Your task:
Could you please reproduce the entries exactly, leaving out any pictures?

Data to process:
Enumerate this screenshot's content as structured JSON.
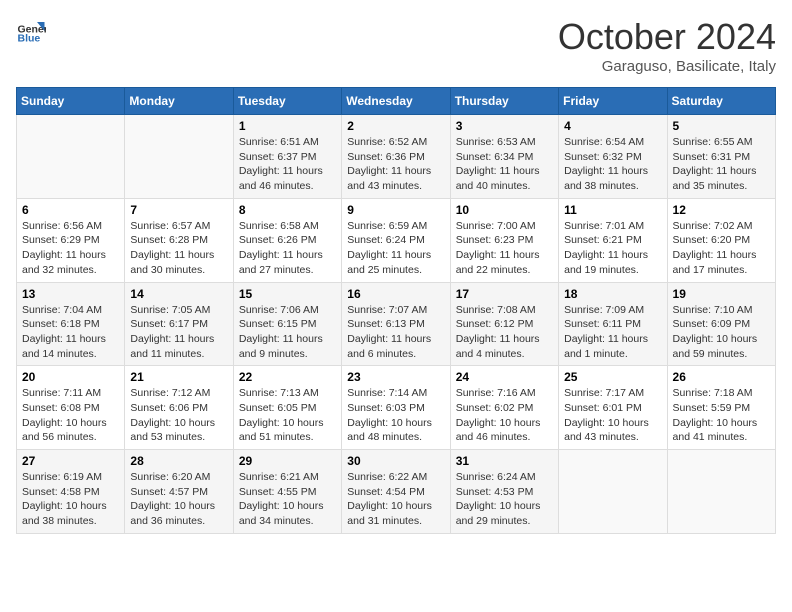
{
  "header": {
    "logo": {
      "line1": "General",
      "line2": "Blue"
    },
    "title": "October 2024",
    "location": "Garaguso, Basilicate, Italy"
  },
  "weekdays": [
    "Sunday",
    "Monday",
    "Tuesday",
    "Wednesday",
    "Thursday",
    "Friday",
    "Saturday"
  ],
  "weeks": [
    [
      {
        "day": "",
        "info": ""
      },
      {
        "day": "",
        "info": ""
      },
      {
        "day": "1",
        "info": "Sunrise: 6:51 AM\nSunset: 6:37 PM\nDaylight: 11 hours and 46 minutes."
      },
      {
        "day": "2",
        "info": "Sunrise: 6:52 AM\nSunset: 6:36 PM\nDaylight: 11 hours and 43 minutes."
      },
      {
        "day": "3",
        "info": "Sunrise: 6:53 AM\nSunset: 6:34 PM\nDaylight: 11 hours and 40 minutes."
      },
      {
        "day": "4",
        "info": "Sunrise: 6:54 AM\nSunset: 6:32 PM\nDaylight: 11 hours and 38 minutes."
      },
      {
        "day": "5",
        "info": "Sunrise: 6:55 AM\nSunset: 6:31 PM\nDaylight: 11 hours and 35 minutes."
      }
    ],
    [
      {
        "day": "6",
        "info": "Sunrise: 6:56 AM\nSunset: 6:29 PM\nDaylight: 11 hours and 32 minutes."
      },
      {
        "day": "7",
        "info": "Sunrise: 6:57 AM\nSunset: 6:28 PM\nDaylight: 11 hours and 30 minutes."
      },
      {
        "day": "8",
        "info": "Sunrise: 6:58 AM\nSunset: 6:26 PM\nDaylight: 11 hours and 27 minutes."
      },
      {
        "day": "9",
        "info": "Sunrise: 6:59 AM\nSunset: 6:24 PM\nDaylight: 11 hours and 25 minutes."
      },
      {
        "day": "10",
        "info": "Sunrise: 7:00 AM\nSunset: 6:23 PM\nDaylight: 11 hours and 22 minutes."
      },
      {
        "day": "11",
        "info": "Sunrise: 7:01 AM\nSunset: 6:21 PM\nDaylight: 11 hours and 19 minutes."
      },
      {
        "day": "12",
        "info": "Sunrise: 7:02 AM\nSunset: 6:20 PM\nDaylight: 11 hours and 17 minutes."
      }
    ],
    [
      {
        "day": "13",
        "info": "Sunrise: 7:04 AM\nSunset: 6:18 PM\nDaylight: 11 hours and 14 minutes."
      },
      {
        "day": "14",
        "info": "Sunrise: 7:05 AM\nSunset: 6:17 PM\nDaylight: 11 hours and 11 minutes."
      },
      {
        "day": "15",
        "info": "Sunrise: 7:06 AM\nSunset: 6:15 PM\nDaylight: 11 hours and 9 minutes."
      },
      {
        "day": "16",
        "info": "Sunrise: 7:07 AM\nSunset: 6:13 PM\nDaylight: 11 hours and 6 minutes."
      },
      {
        "day": "17",
        "info": "Sunrise: 7:08 AM\nSunset: 6:12 PM\nDaylight: 11 hours and 4 minutes."
      },
      {
        "day": "18",
        "info": "Sunrise: 7:09 AM\nSunset: 6:11 PM\nDaylight: 11 hours and 1 minute."
      },
      {
        "day": "19",
        "info": "Sunrise: 7:10 AM\nSunset: 6:09 PM\nDaylight: 10 hours and 59 minutes."
      }
    ],
    [
      {
        "day": "20",
        "info": "Sunrise: 7:11 AM\nSunset: 6:08 PM\nDaylight: 10 hours and 56 minutes."
      },
      {
        "day": "21",
        "info": "Sunrise: 7:12 AM\nSunset: 6:06 PM\nDaylight: 10 hours and 53 minutes."
      },
      {
        "day": "22",
        "info": "Sunrise: 7:13 AM\nSunset: 6:05 PM\nDaylight: 10 hours and 51 minutes."
      },
      {
        "day": "23",
        "info": "Sunrise: 7:14 AM\nSunset: 6:03 PM\nDaylight: 10 hours and 48 minutes."
      },
      {
        "day": "24",
        "info": "Sunrise: 7:16 AM\nSunset: 6:02 PM\nDaylight: 10 hours and 46 minutes."
      },
      {
        "day": "25",
        "info": "Sunrise: 7:17 AM\nSunset: 6:01 PM\nDaylight: 10 hours and 43 minutes."
      },
      {
        "day": "26",
        "info": "Sunrise: 7:18 AM\nSunset: 5:59 PM\nDaylight: 10 hours and 41 minutes."
      }
    ],
    [
      {
        "day": "27",
        "info": "Sunrise: 6:19 AM\nSunset: 4:58 PM\nDaylight: 10 hours and 38 minutes."
      },
      {
        "day": "28",
        "info": "Sunrise: 6:20 AM\nSunset: 4:57 PM\nDaylight: 10 hours and 36 minutes."
      },
      {
        "day": "29",
        "info": "Sunrise: 6:21 AM\nSunset: 4:55 PM\nDaylight: 10 hours and 34 minutes."
      },
      {
        "day": "30",
        "info": "Sunrise: 6:22 AM\nSunset: 4:54 PM\nDaylight: 10 hours and 31 minutes."
      },
      {
        "day": "31",
        "info": "Sunrise: 6:24 AM\nSunset: 4:53 PM\nDaylight: 10 hours and 29 minutes."
      },
      {
        "day": "",
        "info": ""
      },
      {
        "day": "",
        "info": ""
      }
    ]
  ]
}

Exercise solution:
Enumerate this screenshot's content as structured JSON.
{
  "header": {
    "logo": {
      "line1": "General",
      "line2": "Blue"
    },
    "title": "October 2024",
    "location": "Garaguso, Basilicate, Italy"
  },
  "weekdays": [
    "Sunday",
    "Monday",
    "Tuesday",
    "Wednesday",
    "Thursday",
    "Friday",
    "Saturday"
  ],
  "weeks": [
    [
      {
        "day": "",
        "info": ""
      },
      {
        "day": "",
        "info": ""
      },
      {
        "day": "1",
        "info": "Sunrise: 6:51 AM\nSunset: 6:37 PM\nDaylight: 11 hours and 46 minutes."
      },
      {
        "day": "2",
        "info": "Sunrise: 6:52 AM\nSunset: 6:36 PM\nDaylight: 11 hours and 43 minutes."
      },
      {
        "day": "3",
        "info": "Sunrise: 6:53 AM\nSunset: 6:34 PM\nDaylight: 11 hours and 40 minutes."
      },
      {
        "day": "4",
        "info": "Sunrise: 6:54 AM\nSunset: 6:32 PM\nDaylight: 11 hours and 38 minutes."
      },
      {
        "day": "5",
        "info": "Sunrise: 6:55 AM\nSunset: 6:31 PM\nDaylight: 11 hours and 35 minutes."
      }
    ],
    [
      {
        "day": "6",
        "info": "Sunrise: 6:56 AM\nSunset: 6:29 PM\nDaylight: 11 hours and 32 minutes."
      },
      {
        "day": "7",
        "info": "Sunrise: 6:57 AM\nSunset: 6:28 PM\nDaylight: 11 hours and 30 minutes."
      },
      {
        "day": "8",
        "info": "Sunrise: 6:58 AM\nSunset: 6:26 PM\nDaylight: 11 hours and 27 minutes."
      },
      {
        "day": "9",
        "info": "Sunrise: 6:59 AM\nSunset: 6:24 PM\nDaylight: 11 hours and 25 minutes."
      },
      {
        "day": "10",
        "info": "Sunrise: 7:00 AM\nSunset: 6:23 PM\nDaylight: 11 hours and 22 minutes."
      },
      {
        "day": "11",
        "info": "Sunrise: 7:01 AM\nSunset: 6:21 PM\nDaylight: 11 hours and 19 minutes."
      },
      {
        "day": "12",
        "info": "Sunrise: 7:02 AM\nSunset: 6:20 PM\nDaylight: 11 hours and 17 minutes."
      }
    ],
    [
      {
        "day": "13",
        "info": "Sunrise: 7:04 AM\nSunset: 6:18 PM\nDaylight: 11 hours and 14 minutes."
      },
      {
        "day": "14",
        "info": "Sunrise: 7:05 AM\nSunset: 6:17 PM\nDaylight: 11 hours and 11 minutes."
      },
      {
        "day": "15",
        "info": "Sunrise: 7:06 AM\nSunset: 6:15 PM\nDaylight: 11 hours and 9 minutes."
      },
      {
        "day": "16",
        "info": "Sunrise: 7:07 AM\nSunset: 6:13 PM\nDaylight: 11 hours and 6 minutes."
      },
      {
        "day": "17",
        "info": "Sunrise: 7:08 AM\nSunset: 6:12 PM\nDaylight: 11 hours and 4 minutes."
      },
      {
        "day": "18",
        "info": "Sunrise: 7:09 AM\nSunset: 6:11 PM\nDaylight: 11 hours and 1 minute."
      },
      {
        "day": "19",
        "info": "Sunrise: 7:10 AM\nSunset: 6:09 PM\nDaylight: 10 hours and 59 minutes."
      }
    ],
    [
      {
        "day": "20",
        "info": "Sunrise: 7:11 AM\nSunset: 6:08 PM\nDaylight: 10 hours and 56 minutes."
      },
      {
        "day": "21",
        "info": "Sunrise: 7:12 AM\nSunset: 6:06 PM\nDaylight: 10 hours and 53 minutes."
      },
      {
        "day": "22",
        "info": "Sunrise: 7:13 AM\nSunset: 6:05 PM\nDaylight: 10 hours and 51 minutes."
      },
      {
        "day": "23",
        "info": "Sunrise: 7:14 AM\nSunset: 6:03 PM\nDaylight: 10 hours and 48 minutes."
      },
      {
        "day": "24",
        "info": "Sunrise: 7:16 AM\nSunset: 6:02 PM\nDaylight: 10 hours and 46 minutes."
      },
      {
        "day": "25",
        "info": "Sunrise: 7:17 AM\nSunset: 6:01 PM\nDaylight: 10 hours and 43 minutes."
      },
      {
        "day": "26",
        "info": "Sunrise: 7:18 AM\nSunset: 5:59 PM\nDaylight: 10 hours and 41 minutes."
      }
    ],
    [
      {
        "day": "27",
        "info": "Sunrise: 6:19 AM\nSunset: 4:58 PM\nDaylight: 10 hours and 38 minutes."
      },
      {
        "day": "28",
        "info": "Sunrise: 6:20 AM\nSunset: 4:57 PM\nDaylight: 10 hours and 36 minutes."
      },
      {
        "day": "29",
        "info": "Sunrise: 6:21 AM\nSunset: 4:55 PM\nDaylight: 10 hours and 34 minutes."
      },
      {
        "day": "30",
        "info": "Sunrise: 6:22 AM\nSunset: 4:54 PM\nDaylight: 10 hours and 31 minutes."
      },
      {
        "day": "31",
        "info": "Sunrise: 6:24 AM\nSunset: 4:53 PM\nDaylight: 10 hours and 29 minutes."
      },
      {
        "day": "",
        "info": ""
      },
      {
        "day": "",
        "info": ""
      }
    ]
  ]
}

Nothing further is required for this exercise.